The air is getting cooler, the leaves are starting to change colors, and it’s your turn to host the big family Thanksgiving dinner at your house. This year, you want to stray from the normal and cook a meal that will have everyone raving for the next 12 months. You decide that you want to take the plunge and deep fry your turkey. But where should you start?
There are a couple of methods for deep frying a turkey. Since most of us do not own an industrial-style deep fryer, the best option for us is a propane fryer and a large stock pot. (Many stores carry deep fryer sets that include the stock pot, fryer stand, and all necessary gear, though you will need to purchase the propane separately).
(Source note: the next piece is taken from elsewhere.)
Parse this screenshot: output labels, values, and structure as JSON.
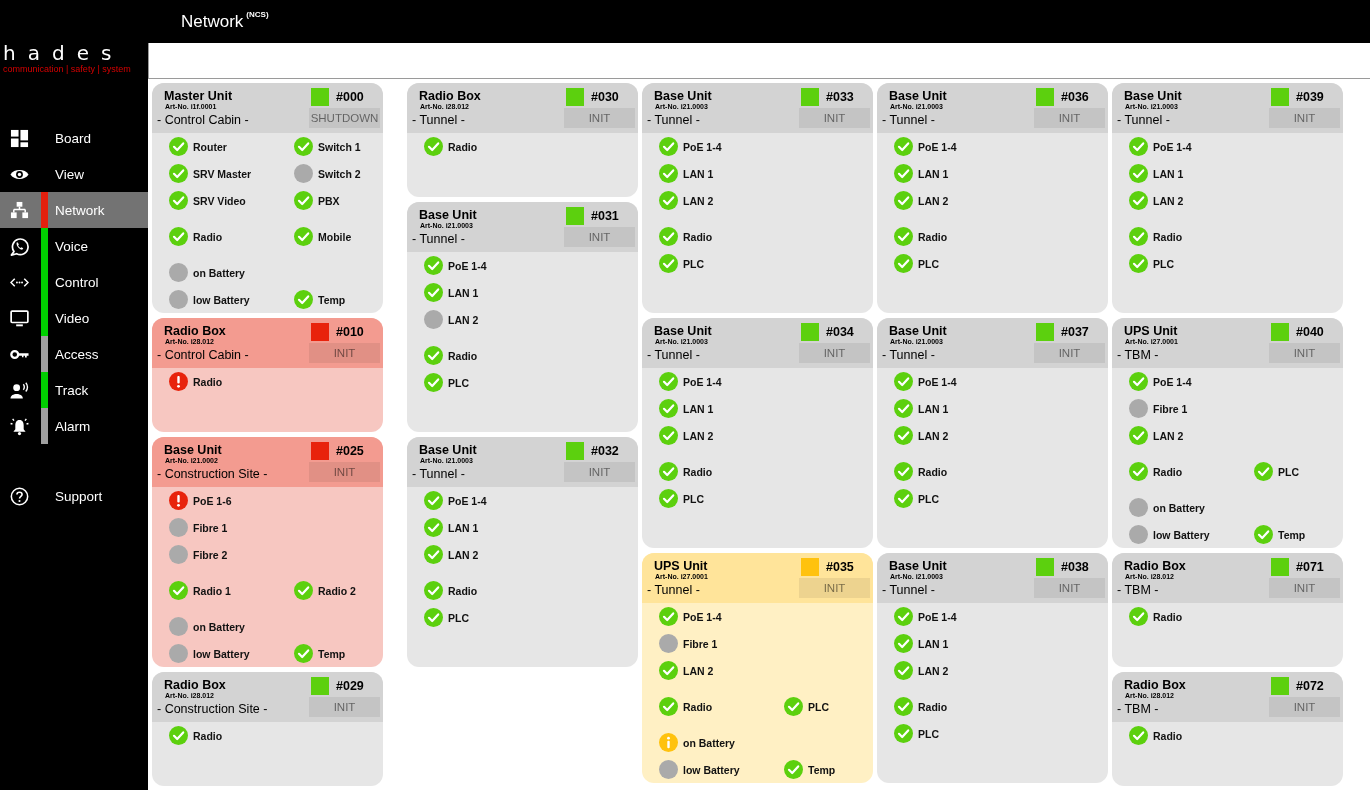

When you go to set up your fryer, it is important to choose an open area free of flammable materials. The location you choose to set up your fryer is particularly important as it needs to be a stable location that can remain unbothered for hours at a time. It is best that you choose somewhere that is flat terrain with no trees, branches, or other materials hanging over where the fryer will be, driveways are ideal for this as spilled oil won’t cause as much damage to the concrete as it will to your grass or other materials.
You will next thread the regulator of your fryer carefully onto the valve of your 20-lb. propane tank. Make sure it’s tight and fits properly.
Ensure that your propane tank is full and if possible, you have a backup tank. The most important part about using propane to fry your turkey is keeping up a reliable source of heat to maintain the correct temperature. (Head to www.ThompsonGas.com/find-a-location to find a location near you that offers a refilling station for your propane tanks!)
Suddenly, your family tells you they will be bringing their neighbors who don’t have anywhere else to go. You are happy to welcome the additional mouths but don’t think one turkey will be enough. You’ve decided you want to cook more than one turkey. How many propane tanks should you make sure to have on hand?
A typical 20-pound propane tank has about 18-20 hours of continuous burn time. Depending on the size of your turkey, you can determine how much propane you will need. The most commonly known rule is that to deep-fry a turkey, the necessary timing is usually 3-4 minutes per pound. For a large 20-pound turkey, you will need to budget about 80 minutes of cooking time or 1 hour and 20 minutes. For a smaller 10-pound turkey, you will need about 40 minutes of cooking time.
There are many factors that must be taken into account when calculating how many turkeys you can fry. If you are planning to cook 15-pound turkeys, one 20-pound propane tank may be able to cook as many as 18 to 20 turkeys!
So, invite the whole neighborhood and enjoy your delicious turkey dinner!